*** Input data Section Begins ***
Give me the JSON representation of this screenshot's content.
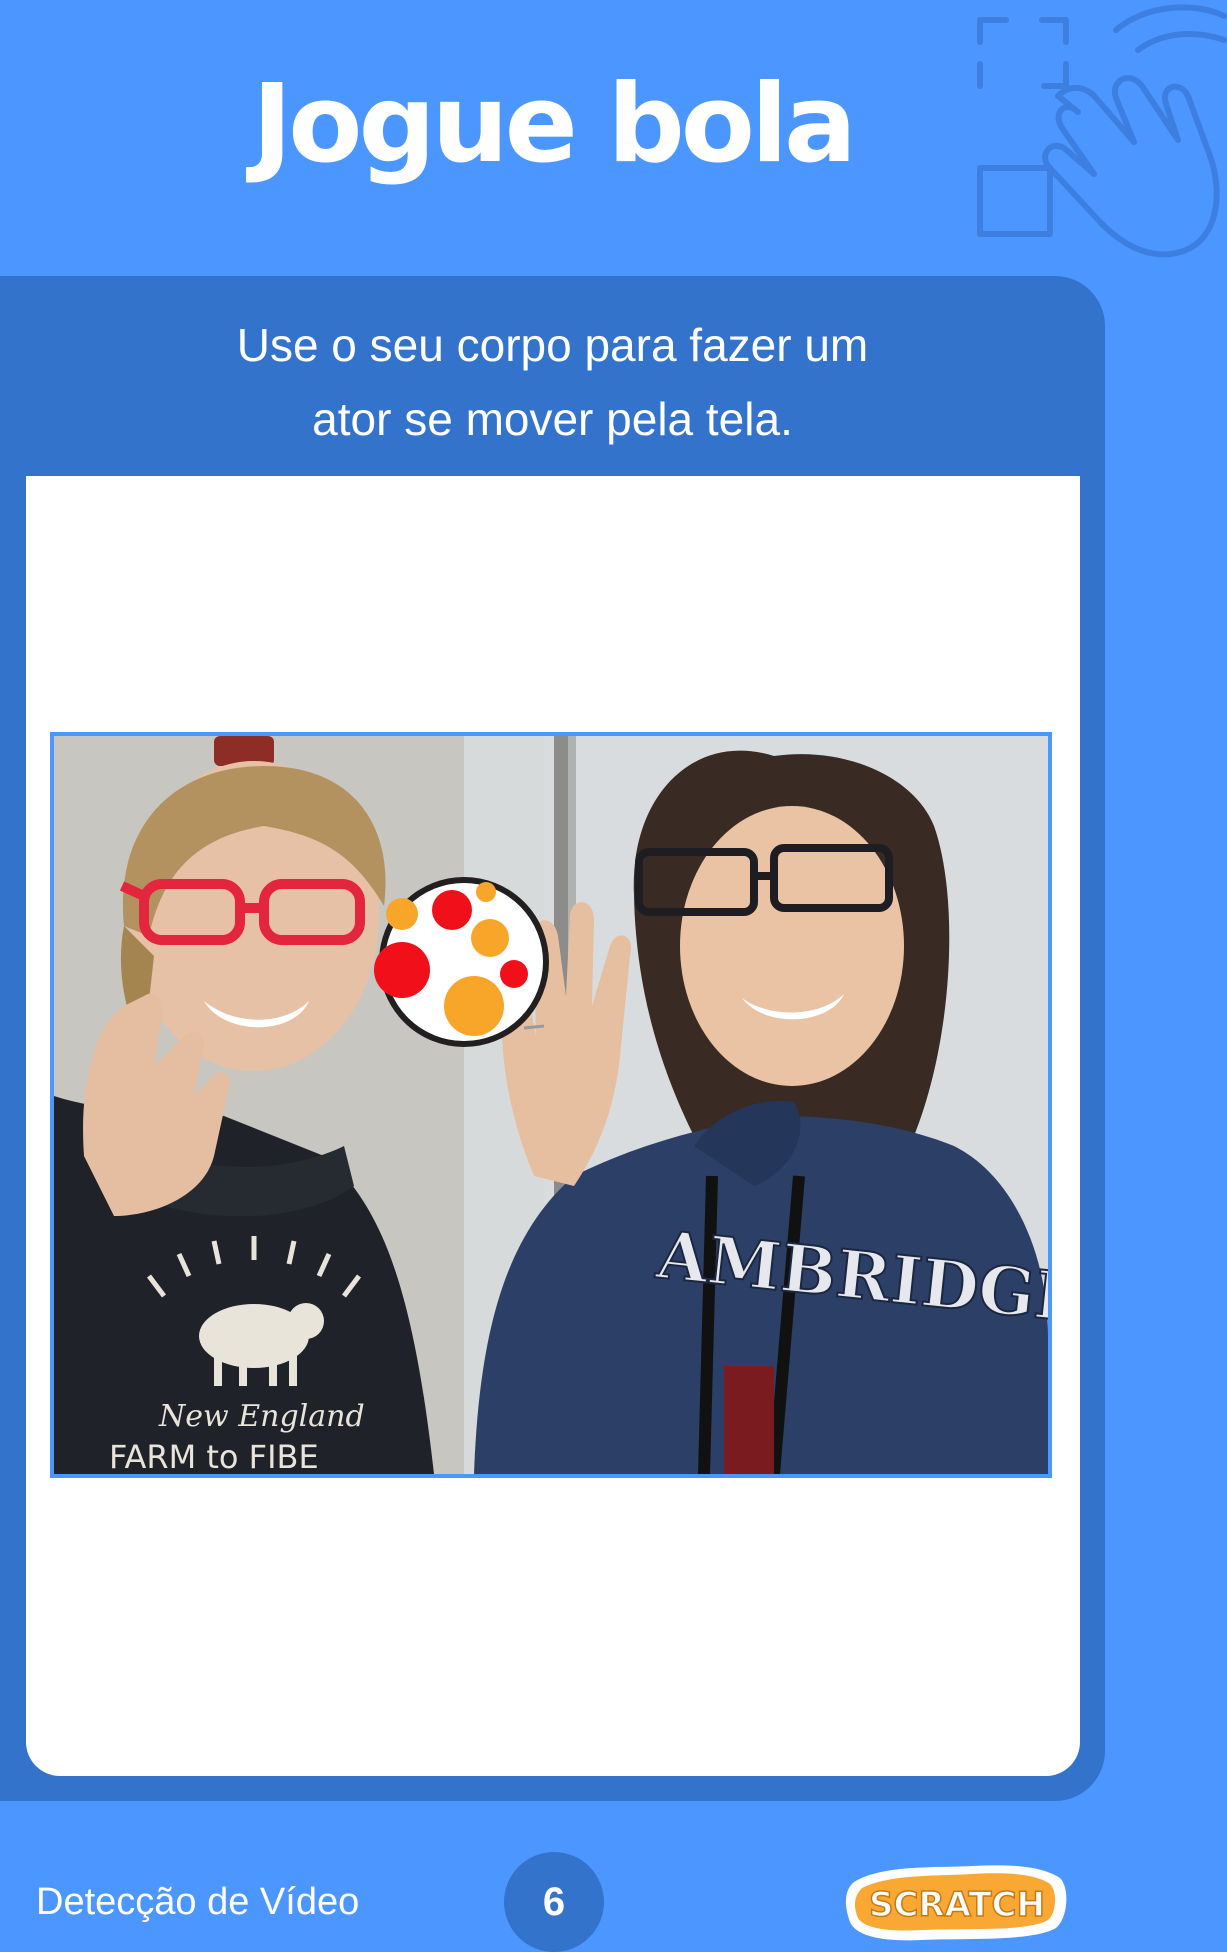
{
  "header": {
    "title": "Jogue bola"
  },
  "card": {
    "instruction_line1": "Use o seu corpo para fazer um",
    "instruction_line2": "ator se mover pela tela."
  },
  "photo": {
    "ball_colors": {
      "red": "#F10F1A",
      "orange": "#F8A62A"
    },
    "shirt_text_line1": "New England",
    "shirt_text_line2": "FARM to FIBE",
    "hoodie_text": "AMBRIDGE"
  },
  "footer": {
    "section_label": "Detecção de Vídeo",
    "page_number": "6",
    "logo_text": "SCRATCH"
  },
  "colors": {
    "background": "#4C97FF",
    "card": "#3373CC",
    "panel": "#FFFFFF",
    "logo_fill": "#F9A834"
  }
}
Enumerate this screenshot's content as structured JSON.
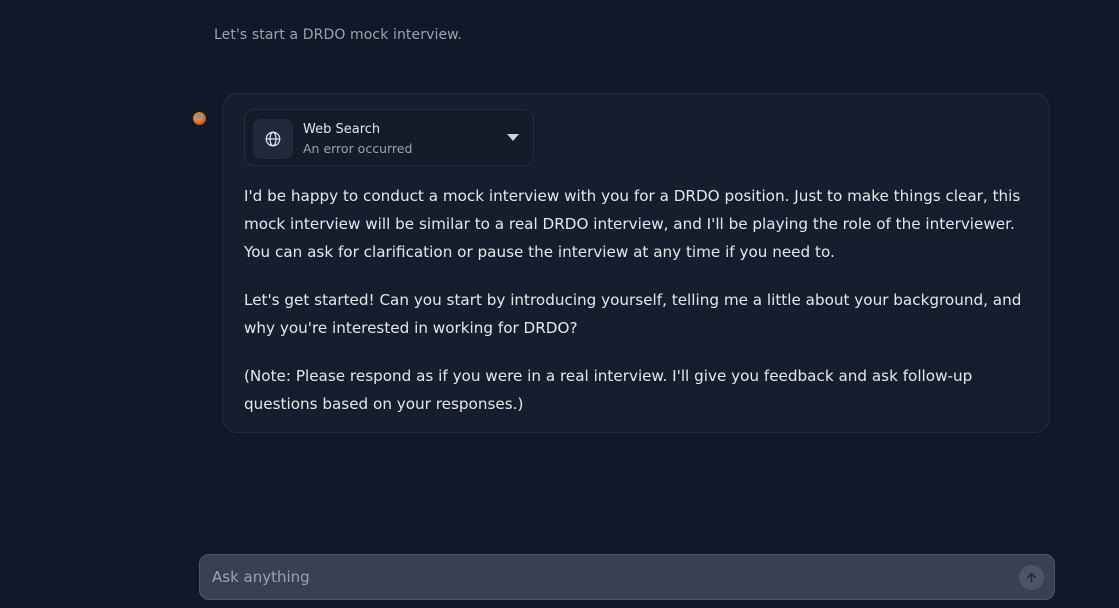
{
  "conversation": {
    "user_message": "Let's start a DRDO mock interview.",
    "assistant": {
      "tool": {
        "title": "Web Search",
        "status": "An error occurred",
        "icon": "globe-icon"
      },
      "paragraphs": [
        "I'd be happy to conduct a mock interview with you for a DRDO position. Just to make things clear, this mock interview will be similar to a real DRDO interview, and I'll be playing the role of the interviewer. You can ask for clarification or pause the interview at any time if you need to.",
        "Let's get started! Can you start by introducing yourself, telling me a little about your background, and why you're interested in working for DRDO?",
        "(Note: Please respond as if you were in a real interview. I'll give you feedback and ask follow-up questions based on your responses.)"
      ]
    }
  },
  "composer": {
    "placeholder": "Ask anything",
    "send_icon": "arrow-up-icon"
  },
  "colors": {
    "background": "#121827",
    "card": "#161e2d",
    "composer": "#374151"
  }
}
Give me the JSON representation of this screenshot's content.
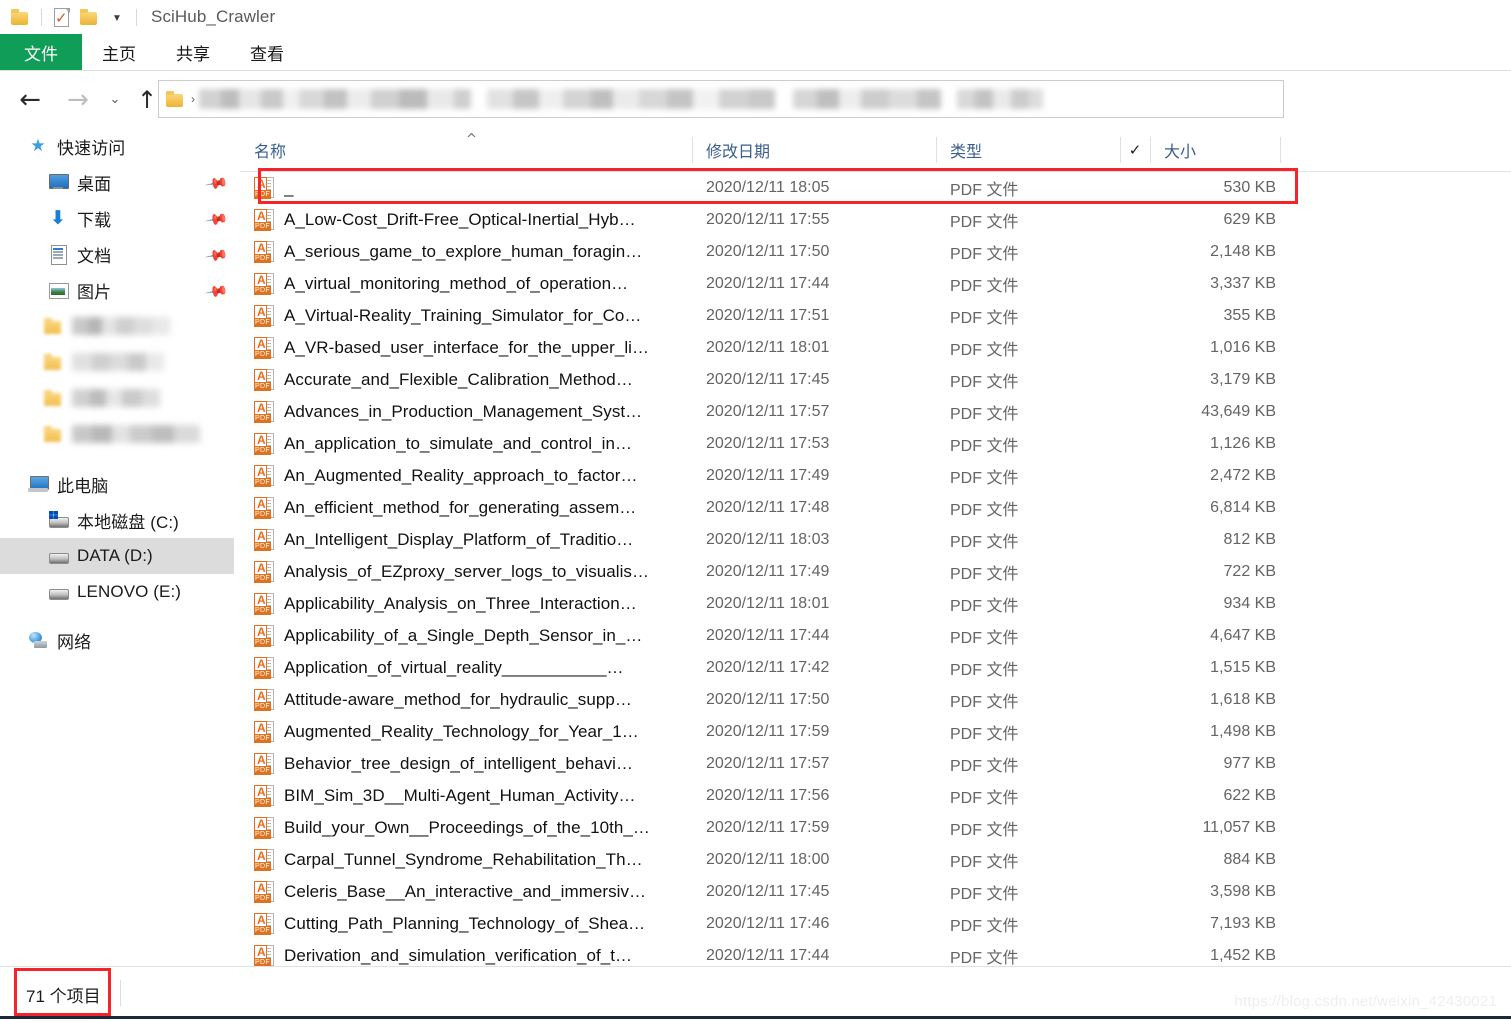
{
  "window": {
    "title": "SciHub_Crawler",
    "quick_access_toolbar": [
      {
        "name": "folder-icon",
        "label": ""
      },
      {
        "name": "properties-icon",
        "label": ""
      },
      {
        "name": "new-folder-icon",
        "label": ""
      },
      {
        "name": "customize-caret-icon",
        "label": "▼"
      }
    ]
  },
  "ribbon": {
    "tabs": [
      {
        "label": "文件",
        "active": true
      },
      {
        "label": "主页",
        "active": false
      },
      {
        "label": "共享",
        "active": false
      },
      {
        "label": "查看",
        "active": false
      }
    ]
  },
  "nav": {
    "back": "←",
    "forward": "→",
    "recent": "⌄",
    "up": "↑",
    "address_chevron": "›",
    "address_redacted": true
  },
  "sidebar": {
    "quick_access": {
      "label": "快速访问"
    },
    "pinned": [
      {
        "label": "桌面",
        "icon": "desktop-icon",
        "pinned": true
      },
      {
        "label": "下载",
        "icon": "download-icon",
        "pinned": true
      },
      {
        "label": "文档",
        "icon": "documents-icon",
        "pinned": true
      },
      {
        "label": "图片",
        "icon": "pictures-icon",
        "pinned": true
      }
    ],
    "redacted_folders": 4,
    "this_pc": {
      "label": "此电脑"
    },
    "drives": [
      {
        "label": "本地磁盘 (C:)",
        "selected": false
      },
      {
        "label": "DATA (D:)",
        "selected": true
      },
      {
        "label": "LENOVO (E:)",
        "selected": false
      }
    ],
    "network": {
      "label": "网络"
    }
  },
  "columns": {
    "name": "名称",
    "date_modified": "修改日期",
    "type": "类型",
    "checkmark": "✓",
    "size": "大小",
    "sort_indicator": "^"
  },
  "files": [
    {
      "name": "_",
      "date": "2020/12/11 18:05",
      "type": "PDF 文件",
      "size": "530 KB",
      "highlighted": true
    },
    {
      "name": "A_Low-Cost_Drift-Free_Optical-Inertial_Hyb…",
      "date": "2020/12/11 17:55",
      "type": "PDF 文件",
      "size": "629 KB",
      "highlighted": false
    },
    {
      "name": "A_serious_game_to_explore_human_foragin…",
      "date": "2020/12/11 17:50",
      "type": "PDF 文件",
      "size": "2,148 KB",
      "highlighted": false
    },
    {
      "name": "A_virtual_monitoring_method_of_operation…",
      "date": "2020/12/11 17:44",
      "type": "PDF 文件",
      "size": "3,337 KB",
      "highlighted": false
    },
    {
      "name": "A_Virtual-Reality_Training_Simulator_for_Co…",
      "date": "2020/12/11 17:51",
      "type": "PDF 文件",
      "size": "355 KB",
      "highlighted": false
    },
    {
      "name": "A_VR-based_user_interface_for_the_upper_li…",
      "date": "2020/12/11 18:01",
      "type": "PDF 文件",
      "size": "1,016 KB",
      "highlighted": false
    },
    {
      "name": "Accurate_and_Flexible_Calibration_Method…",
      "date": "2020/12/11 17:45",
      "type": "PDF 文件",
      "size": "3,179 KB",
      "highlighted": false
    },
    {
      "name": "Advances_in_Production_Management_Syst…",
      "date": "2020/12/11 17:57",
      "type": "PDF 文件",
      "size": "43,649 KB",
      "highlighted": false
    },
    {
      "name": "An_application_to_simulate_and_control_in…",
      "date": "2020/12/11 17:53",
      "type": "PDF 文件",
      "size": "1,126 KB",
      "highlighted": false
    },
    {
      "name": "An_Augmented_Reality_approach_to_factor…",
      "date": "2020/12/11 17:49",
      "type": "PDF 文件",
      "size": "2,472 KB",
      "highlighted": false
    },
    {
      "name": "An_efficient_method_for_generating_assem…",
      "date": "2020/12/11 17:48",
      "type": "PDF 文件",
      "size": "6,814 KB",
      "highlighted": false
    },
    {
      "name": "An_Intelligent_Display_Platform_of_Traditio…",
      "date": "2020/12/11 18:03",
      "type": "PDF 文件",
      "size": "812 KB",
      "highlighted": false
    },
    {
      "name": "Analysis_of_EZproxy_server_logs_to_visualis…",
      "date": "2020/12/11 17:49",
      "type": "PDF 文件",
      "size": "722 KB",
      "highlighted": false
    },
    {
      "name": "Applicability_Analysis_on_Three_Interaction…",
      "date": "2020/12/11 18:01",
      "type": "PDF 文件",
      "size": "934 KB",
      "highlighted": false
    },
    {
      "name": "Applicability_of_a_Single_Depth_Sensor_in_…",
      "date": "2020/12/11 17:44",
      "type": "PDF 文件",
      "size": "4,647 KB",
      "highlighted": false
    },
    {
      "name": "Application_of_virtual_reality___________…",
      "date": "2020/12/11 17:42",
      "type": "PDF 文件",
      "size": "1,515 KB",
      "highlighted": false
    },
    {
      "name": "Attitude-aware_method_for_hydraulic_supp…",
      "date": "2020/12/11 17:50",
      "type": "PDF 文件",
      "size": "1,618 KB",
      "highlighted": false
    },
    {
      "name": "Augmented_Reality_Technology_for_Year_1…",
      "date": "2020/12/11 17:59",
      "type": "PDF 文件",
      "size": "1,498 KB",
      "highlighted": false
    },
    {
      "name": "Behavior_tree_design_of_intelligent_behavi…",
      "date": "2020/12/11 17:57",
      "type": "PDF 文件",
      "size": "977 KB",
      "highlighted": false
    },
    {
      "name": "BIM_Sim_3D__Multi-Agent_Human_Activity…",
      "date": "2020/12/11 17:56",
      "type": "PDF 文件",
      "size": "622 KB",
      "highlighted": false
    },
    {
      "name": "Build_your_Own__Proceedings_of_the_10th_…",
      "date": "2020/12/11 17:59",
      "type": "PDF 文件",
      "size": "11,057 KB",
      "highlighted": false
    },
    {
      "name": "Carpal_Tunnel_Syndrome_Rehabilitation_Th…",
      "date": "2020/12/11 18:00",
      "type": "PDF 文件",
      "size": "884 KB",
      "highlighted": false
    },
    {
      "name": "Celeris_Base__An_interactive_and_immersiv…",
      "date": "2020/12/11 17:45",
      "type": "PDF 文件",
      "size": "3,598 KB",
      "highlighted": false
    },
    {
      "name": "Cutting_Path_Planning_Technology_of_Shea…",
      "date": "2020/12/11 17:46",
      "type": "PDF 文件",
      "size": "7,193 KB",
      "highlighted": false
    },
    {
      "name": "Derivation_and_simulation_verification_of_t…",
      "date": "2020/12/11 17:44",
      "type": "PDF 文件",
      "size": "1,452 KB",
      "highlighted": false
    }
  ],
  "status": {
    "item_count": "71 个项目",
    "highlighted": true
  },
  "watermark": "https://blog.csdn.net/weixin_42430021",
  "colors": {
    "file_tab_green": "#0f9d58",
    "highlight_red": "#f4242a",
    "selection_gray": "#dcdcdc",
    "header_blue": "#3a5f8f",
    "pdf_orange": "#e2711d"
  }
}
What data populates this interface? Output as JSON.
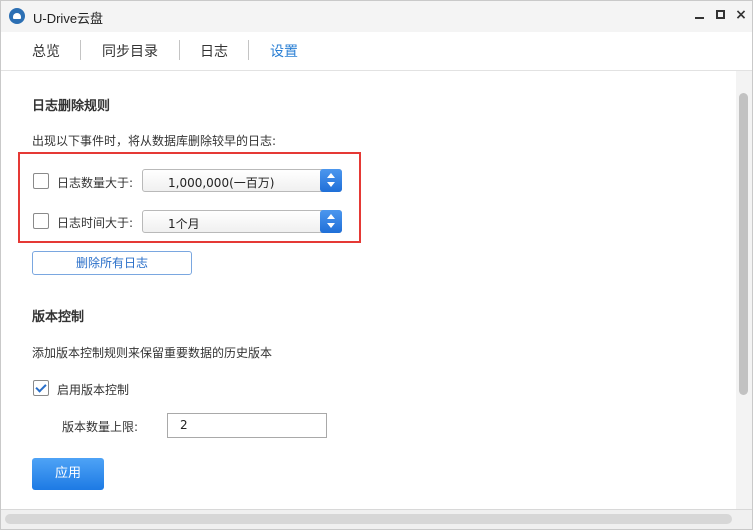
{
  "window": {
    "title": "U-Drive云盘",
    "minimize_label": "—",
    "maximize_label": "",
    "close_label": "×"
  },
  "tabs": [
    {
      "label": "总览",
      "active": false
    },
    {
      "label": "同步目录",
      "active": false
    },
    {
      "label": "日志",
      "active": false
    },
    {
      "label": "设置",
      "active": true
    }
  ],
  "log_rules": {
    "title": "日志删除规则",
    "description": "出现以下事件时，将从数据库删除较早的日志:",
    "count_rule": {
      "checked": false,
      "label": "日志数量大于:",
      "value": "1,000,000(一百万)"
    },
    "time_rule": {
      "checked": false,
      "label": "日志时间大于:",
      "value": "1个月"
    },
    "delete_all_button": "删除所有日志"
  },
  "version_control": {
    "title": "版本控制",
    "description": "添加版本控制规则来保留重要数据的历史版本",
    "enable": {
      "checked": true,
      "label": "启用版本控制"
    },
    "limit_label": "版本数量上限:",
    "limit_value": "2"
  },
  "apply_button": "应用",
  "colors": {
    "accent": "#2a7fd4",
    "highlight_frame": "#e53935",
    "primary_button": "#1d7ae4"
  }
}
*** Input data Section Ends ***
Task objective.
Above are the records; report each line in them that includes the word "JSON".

Solution.
Give me the JSON representation of this screenshot's content.
Enumerate this screenshot's content as structured JSON.
Give me the JSON representation of this screenshot's content.
What data populates this interface? Output as JSON.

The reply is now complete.